43 years of marriage.
My father cues my mother to stand up from her chair:
He takes her hands and says,
“One, two, three, up!”
She looks up at him expectantly,
Wanting to do a good job.
A good Girl Scout, she used to call herself.
Sometimes it takes a few tries
For her to get it.
Finally, she bears down on his hands
And pulls herself to standing.
“Good up,” Dad says, pulling up the waistband of her pants,
Which had slid down.
In their wedding picture,
My father’s tux pants were a couple inches too short.
My mother is wearing the sleeveless straight white dress
That she let me use as a
Halloween costume when I was the
Bride of Frankenstein’s monster in high school.
It’s a color picture
But it’s faded into yellows and greens and grays.
Last year we were at a wedding.
My younger cousin and her new husband
Came out of the reception hall
Into the hotel lobby to say good night to
Aunt Marti and
My cousin hadn’t seen my mother in years,
And I watched her wedding smile
As she tried to greet my mother

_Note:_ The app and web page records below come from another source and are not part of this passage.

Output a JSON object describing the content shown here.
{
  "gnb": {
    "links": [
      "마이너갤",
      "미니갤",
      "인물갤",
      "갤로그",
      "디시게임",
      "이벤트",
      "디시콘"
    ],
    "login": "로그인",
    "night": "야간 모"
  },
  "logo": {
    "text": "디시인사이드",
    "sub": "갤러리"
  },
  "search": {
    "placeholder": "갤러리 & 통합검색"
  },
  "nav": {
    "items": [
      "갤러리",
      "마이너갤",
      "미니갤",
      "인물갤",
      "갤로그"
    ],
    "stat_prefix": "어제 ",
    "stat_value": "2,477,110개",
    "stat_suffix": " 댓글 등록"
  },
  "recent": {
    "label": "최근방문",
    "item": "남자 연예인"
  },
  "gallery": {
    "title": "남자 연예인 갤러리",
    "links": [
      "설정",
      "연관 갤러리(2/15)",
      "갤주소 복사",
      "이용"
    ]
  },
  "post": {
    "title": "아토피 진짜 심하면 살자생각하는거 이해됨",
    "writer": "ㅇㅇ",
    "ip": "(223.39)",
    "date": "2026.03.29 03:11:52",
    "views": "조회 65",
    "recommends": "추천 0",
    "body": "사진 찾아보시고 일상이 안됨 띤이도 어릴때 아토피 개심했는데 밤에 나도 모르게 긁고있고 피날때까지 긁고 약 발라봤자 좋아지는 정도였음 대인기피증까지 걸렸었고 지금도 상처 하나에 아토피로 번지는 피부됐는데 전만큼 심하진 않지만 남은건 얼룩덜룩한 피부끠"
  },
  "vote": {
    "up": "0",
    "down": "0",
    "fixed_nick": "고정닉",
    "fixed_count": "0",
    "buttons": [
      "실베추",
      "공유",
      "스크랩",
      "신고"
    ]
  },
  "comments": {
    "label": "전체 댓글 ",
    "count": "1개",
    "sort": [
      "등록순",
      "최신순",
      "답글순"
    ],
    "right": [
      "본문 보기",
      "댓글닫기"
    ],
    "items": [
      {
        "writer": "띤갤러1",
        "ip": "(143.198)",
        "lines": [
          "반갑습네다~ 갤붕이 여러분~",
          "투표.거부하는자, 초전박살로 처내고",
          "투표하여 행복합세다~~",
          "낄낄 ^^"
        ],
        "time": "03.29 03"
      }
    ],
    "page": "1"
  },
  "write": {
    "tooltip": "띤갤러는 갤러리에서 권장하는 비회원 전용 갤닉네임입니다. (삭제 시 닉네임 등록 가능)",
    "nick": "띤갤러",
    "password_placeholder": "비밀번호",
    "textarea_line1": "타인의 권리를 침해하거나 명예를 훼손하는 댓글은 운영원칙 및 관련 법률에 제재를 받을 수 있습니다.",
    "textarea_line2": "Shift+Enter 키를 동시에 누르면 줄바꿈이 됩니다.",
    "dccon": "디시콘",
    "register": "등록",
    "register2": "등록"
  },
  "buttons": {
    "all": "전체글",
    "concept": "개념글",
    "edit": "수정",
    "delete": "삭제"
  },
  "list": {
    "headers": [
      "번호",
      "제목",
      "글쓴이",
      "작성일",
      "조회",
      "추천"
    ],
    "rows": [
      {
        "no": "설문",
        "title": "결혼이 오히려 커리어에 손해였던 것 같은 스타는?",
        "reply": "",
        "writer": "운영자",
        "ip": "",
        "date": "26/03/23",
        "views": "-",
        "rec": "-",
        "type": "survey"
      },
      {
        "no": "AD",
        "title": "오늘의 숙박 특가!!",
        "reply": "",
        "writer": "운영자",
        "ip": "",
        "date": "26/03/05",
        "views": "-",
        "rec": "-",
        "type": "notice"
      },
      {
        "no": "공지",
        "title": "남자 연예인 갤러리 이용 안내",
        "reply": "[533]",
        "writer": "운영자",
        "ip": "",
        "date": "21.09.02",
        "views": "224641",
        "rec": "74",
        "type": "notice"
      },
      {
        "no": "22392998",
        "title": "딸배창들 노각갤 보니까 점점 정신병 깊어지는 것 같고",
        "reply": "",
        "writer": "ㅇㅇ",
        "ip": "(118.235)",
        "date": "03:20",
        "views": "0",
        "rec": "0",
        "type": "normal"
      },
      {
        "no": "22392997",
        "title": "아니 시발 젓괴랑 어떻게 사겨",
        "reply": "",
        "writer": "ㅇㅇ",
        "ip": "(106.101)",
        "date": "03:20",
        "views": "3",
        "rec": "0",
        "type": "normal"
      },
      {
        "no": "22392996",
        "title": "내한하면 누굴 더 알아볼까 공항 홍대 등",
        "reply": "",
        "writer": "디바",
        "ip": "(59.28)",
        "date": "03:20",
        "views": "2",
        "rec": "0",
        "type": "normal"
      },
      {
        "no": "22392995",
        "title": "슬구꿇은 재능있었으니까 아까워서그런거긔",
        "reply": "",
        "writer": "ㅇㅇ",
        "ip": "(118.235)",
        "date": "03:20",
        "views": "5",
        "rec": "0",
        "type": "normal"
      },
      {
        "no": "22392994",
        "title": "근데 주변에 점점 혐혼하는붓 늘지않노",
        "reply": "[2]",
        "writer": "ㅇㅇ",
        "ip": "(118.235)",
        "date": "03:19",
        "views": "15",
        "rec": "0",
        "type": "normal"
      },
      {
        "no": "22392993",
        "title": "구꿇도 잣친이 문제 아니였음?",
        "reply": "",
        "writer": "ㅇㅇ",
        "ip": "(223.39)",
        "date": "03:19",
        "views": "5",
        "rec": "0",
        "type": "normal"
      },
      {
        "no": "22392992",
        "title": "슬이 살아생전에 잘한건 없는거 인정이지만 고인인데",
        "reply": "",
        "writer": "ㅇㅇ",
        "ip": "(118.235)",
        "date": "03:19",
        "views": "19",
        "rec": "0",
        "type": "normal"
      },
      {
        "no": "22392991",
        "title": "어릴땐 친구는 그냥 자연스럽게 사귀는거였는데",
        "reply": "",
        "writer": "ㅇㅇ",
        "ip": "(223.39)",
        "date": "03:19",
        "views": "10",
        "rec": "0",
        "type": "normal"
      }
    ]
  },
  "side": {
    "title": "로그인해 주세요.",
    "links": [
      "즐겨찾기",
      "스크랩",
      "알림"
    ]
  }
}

Who stared unblinking at her for a moment,
And then started fidgeting with her dress.
This is marriage.
A white-haired main leading his Alzheimer’s-stricken wife by the elbow
Into the parking lot of the hotel,
Into the dark spring night.
The script my brother and I wrote
Would take care of
In their old age.
If you’d known them then,
You would’ve thought the same.
She was the one feeding us vegetables at every meal.
She was the one balancing the checkbook at the dining room table.
She was the one deep-cleaning the oven at night.
God chuckles at scripts like that,
And shores up my father for his
She did take care of him for many years.
And now he’s taking care of her.
Not always with perfect patience or skill.
But with a
Willingness and a
Devotion that’s a